*DATA RECORDS:*
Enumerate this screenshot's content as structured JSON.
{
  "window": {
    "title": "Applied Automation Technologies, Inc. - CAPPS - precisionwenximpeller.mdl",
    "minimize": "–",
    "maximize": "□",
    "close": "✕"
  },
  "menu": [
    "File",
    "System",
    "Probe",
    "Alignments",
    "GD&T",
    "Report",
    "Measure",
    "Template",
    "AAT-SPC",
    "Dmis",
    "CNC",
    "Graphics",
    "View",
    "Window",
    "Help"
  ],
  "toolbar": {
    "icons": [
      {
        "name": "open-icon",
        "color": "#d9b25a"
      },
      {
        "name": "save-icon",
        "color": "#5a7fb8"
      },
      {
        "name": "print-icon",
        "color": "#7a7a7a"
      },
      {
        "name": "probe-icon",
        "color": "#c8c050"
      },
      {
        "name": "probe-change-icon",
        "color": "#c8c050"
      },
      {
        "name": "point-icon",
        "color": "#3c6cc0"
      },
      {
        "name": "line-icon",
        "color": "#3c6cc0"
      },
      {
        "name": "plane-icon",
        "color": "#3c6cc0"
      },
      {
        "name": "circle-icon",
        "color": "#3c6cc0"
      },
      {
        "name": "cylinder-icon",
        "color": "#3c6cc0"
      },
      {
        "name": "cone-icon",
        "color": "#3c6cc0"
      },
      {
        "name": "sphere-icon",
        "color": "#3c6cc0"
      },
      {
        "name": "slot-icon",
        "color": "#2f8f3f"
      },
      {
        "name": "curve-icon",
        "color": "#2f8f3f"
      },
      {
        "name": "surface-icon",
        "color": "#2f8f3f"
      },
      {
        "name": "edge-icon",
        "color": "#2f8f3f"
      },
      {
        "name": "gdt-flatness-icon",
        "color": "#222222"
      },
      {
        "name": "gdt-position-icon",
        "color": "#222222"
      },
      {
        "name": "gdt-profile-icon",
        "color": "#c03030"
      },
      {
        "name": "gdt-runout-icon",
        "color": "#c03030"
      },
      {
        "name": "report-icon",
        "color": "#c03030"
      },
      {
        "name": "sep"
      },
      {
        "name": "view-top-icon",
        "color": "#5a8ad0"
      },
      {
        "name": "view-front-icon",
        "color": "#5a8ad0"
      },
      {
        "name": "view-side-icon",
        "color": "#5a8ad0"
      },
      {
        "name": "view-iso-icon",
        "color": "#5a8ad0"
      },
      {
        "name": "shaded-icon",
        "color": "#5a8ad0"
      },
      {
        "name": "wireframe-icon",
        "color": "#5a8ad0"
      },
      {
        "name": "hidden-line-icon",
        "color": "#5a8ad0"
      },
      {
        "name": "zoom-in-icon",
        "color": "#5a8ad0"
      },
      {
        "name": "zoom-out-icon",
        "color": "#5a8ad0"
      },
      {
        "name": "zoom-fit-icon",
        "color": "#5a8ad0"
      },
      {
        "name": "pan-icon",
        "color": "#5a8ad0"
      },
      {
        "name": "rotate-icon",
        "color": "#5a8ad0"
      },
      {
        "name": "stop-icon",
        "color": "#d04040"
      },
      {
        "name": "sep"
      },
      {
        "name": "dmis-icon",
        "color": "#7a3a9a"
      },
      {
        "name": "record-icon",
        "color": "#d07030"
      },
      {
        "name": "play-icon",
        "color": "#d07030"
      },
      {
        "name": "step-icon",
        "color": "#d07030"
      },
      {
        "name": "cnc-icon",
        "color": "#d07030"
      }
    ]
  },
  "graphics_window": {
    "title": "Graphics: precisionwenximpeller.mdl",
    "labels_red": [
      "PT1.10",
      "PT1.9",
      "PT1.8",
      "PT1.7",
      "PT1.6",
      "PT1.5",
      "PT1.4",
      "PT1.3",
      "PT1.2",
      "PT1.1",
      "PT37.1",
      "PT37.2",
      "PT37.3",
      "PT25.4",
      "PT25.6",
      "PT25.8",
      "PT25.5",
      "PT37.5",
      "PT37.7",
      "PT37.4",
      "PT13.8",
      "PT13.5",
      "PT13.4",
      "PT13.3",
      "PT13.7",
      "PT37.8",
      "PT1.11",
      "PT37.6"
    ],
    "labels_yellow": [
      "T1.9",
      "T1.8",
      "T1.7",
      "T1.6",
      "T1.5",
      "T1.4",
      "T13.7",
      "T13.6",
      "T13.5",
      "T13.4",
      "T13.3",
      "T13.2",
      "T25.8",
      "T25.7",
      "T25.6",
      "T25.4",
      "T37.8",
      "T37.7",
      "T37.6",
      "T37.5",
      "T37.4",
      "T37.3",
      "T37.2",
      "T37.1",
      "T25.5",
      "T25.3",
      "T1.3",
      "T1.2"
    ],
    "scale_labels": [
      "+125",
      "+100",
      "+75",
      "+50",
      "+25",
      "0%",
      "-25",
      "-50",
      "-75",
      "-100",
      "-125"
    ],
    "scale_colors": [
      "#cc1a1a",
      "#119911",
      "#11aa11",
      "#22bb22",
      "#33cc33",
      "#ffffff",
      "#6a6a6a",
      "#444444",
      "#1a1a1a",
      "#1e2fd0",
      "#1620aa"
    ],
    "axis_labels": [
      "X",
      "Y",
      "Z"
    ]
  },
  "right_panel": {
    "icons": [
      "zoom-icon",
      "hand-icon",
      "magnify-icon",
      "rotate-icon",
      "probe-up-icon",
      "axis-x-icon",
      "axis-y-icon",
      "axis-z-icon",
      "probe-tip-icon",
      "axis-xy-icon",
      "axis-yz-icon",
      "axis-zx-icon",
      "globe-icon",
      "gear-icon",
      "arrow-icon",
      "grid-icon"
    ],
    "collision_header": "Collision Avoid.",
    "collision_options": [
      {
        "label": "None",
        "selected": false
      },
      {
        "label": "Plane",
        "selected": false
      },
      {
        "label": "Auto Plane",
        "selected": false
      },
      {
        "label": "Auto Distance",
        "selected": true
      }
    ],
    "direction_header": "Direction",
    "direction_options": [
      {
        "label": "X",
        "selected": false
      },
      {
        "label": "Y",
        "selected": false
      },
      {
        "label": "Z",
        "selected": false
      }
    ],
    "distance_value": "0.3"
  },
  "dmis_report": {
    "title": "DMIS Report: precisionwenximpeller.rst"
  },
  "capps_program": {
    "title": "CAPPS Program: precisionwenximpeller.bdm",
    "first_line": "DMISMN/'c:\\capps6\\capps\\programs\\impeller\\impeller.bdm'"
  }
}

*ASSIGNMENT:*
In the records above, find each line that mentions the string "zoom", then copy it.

*EXERCISE RESULT:*
        "name": "zoom-in-icon",
        "name": "zoom-out-icon",
        "name": "zoom-fit-icon",
      "zoom-icon",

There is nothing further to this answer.